Directions:
Search the lines of the records for the word "Artificial", and copy every line that has it.

·····

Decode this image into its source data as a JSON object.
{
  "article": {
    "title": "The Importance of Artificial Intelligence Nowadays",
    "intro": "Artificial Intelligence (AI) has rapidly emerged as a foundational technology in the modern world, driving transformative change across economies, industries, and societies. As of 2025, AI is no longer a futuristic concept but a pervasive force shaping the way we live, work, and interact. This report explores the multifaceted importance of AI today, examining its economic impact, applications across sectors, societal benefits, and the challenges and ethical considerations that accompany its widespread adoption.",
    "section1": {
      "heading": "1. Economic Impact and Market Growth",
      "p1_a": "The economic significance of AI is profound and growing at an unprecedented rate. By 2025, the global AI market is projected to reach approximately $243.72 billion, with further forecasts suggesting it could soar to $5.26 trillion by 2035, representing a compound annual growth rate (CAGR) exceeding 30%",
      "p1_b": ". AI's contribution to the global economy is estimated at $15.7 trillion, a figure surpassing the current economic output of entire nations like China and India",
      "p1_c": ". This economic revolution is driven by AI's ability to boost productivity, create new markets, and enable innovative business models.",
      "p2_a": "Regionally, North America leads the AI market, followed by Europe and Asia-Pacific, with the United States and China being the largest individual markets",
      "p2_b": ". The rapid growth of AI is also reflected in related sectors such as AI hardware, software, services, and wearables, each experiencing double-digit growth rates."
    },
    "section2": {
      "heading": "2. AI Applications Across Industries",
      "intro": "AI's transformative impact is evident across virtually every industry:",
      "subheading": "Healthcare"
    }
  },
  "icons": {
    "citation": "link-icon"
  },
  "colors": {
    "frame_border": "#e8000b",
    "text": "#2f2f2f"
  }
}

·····

Written answer:
    "title": "The Importance of Artificial Intelligence Nowadays",
    "intro": "Artificial Intelligence (AI) has rapidly emerged as a foundational technology in the modern world, driving transformative change across economies, industries, and societies. As of 2025, AI is no longer a futuristic concept but a pervasive force shaping the way we live, work, and interact. This report explores the multifaceted importance of AI today, examining its economic impact, applications across sectors, societal benefits, and the challenges and ethical considerations that accompany its widespread adoption.",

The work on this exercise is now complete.